• _RECORD EXCERPTS_:
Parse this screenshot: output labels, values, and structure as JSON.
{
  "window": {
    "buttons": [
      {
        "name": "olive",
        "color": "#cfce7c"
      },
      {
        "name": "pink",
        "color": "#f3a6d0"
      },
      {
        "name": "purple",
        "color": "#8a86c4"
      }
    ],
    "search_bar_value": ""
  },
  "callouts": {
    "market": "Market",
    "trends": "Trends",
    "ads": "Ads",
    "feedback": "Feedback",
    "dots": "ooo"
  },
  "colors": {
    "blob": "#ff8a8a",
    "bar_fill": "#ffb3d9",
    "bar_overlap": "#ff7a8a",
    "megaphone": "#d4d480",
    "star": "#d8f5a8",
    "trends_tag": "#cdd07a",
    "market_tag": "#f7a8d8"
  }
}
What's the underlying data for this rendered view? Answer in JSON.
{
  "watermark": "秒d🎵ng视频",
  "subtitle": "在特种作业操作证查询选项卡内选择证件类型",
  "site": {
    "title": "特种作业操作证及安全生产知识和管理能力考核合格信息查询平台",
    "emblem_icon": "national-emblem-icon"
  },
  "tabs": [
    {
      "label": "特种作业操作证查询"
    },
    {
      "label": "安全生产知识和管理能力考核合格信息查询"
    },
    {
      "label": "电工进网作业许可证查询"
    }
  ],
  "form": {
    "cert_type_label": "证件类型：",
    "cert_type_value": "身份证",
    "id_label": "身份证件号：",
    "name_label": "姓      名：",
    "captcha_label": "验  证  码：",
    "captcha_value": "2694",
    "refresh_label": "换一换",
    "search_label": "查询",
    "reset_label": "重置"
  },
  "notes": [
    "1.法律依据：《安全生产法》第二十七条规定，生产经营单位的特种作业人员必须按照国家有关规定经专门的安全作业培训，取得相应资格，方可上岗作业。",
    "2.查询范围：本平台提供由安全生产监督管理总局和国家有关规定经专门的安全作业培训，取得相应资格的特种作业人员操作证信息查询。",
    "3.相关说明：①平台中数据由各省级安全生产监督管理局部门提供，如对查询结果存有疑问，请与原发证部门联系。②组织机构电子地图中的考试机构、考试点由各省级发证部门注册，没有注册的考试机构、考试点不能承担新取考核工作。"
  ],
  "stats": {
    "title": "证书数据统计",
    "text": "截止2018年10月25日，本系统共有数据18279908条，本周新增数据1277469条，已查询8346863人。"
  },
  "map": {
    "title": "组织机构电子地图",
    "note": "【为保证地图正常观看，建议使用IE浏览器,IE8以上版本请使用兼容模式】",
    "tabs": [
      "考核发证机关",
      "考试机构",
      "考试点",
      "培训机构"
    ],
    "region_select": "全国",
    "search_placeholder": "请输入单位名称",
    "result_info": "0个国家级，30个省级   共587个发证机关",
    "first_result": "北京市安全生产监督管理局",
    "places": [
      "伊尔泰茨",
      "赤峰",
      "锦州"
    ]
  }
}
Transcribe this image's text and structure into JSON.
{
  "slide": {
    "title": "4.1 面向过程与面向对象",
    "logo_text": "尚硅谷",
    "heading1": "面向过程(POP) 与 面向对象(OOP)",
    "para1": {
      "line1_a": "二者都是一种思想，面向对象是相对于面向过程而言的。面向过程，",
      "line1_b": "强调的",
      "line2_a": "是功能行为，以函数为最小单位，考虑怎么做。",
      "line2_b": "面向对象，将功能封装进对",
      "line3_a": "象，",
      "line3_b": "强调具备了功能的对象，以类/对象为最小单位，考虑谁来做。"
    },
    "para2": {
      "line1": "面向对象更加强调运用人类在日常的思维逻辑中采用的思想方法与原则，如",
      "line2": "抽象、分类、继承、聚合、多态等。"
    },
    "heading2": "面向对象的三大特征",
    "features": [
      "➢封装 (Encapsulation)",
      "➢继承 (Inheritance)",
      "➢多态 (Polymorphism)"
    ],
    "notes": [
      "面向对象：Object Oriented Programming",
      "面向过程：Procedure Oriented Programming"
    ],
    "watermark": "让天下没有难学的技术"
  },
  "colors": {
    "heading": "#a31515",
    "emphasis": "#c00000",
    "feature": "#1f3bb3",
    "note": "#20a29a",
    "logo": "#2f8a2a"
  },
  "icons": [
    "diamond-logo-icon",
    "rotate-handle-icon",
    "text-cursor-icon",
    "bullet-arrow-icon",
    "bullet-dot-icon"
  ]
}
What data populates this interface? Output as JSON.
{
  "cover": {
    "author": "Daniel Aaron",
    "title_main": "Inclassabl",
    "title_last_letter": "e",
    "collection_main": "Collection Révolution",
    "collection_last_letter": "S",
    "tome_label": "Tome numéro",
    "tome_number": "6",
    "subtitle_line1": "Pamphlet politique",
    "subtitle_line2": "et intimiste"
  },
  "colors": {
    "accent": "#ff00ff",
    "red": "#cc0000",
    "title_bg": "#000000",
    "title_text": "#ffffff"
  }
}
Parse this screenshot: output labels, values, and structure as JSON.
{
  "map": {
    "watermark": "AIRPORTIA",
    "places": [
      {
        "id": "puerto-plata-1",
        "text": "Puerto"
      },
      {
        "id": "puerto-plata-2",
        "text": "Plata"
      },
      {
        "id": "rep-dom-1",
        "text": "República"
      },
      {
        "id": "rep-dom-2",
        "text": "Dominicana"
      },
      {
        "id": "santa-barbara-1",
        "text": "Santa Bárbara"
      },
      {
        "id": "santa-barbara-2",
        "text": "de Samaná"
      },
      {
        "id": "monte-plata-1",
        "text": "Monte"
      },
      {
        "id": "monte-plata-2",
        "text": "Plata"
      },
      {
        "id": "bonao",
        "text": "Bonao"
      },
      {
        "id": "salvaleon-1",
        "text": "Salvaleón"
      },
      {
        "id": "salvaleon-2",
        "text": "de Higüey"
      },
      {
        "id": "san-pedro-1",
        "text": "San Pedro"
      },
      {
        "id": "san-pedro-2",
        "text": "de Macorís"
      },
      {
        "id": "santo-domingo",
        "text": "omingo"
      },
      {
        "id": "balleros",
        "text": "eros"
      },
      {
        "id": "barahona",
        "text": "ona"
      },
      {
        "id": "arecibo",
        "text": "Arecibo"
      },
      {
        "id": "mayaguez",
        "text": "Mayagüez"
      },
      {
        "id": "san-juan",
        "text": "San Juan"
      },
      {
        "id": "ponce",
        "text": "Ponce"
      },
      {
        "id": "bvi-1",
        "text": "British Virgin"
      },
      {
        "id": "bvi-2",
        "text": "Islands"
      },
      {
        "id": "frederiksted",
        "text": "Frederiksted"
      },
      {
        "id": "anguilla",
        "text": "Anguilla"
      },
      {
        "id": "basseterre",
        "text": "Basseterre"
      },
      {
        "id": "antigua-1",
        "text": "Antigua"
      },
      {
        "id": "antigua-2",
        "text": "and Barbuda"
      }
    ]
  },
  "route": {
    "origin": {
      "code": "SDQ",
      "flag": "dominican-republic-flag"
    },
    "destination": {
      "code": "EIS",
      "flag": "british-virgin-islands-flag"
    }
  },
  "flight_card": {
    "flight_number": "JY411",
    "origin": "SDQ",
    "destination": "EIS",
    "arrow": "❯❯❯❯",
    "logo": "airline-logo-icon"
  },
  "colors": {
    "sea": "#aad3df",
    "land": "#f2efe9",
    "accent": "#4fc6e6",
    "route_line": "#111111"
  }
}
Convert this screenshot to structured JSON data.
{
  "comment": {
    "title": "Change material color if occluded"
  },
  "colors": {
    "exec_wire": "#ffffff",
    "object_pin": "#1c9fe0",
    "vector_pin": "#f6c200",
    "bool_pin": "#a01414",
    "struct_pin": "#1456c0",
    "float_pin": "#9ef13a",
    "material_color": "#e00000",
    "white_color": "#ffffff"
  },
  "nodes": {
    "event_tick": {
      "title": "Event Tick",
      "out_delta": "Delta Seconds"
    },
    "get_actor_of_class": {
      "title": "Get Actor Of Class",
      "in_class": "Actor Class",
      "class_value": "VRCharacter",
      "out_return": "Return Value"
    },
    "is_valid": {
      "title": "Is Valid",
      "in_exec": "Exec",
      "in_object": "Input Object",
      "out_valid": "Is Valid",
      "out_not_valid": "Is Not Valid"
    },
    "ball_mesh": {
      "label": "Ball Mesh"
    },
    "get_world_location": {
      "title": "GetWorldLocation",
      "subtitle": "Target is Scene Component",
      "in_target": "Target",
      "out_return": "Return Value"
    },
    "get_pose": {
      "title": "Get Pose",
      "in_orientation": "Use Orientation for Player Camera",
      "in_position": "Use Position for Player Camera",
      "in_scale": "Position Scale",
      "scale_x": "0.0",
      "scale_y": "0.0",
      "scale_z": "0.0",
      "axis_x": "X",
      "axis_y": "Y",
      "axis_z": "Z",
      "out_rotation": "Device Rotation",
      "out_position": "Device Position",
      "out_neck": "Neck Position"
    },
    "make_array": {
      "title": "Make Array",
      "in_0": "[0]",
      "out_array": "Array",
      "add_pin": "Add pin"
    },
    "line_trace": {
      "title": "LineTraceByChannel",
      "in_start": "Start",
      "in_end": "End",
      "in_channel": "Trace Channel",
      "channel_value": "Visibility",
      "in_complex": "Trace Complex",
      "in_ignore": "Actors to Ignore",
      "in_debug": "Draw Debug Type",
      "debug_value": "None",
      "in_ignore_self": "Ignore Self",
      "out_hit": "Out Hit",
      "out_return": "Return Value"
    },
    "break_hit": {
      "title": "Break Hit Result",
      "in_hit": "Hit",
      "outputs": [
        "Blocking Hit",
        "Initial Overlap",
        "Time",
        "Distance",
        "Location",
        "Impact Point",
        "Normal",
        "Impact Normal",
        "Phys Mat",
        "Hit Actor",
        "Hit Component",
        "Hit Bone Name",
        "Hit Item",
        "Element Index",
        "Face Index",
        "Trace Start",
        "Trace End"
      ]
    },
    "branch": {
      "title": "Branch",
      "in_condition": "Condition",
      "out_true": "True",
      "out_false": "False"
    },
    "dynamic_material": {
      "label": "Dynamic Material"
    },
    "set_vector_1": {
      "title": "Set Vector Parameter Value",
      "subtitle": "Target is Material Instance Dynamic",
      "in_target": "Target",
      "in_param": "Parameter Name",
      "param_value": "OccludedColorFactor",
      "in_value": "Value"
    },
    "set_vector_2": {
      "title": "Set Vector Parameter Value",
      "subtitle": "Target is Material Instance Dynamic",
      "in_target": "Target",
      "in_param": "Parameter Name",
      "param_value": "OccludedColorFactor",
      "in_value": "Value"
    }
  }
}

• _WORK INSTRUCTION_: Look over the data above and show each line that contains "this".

• _ANSWER BOX_:
Parse this screenshot: output labels, values, and structure as JSON.
What's the underlying data for this rendered view? Answer in JSON.
Transcribe this image's text and structure into JSON.
What data populates this interface? Output as JSON.
Parse this screenshot: output labels, values, and structure as JSON.
Convert this screenshot to structured JSON data.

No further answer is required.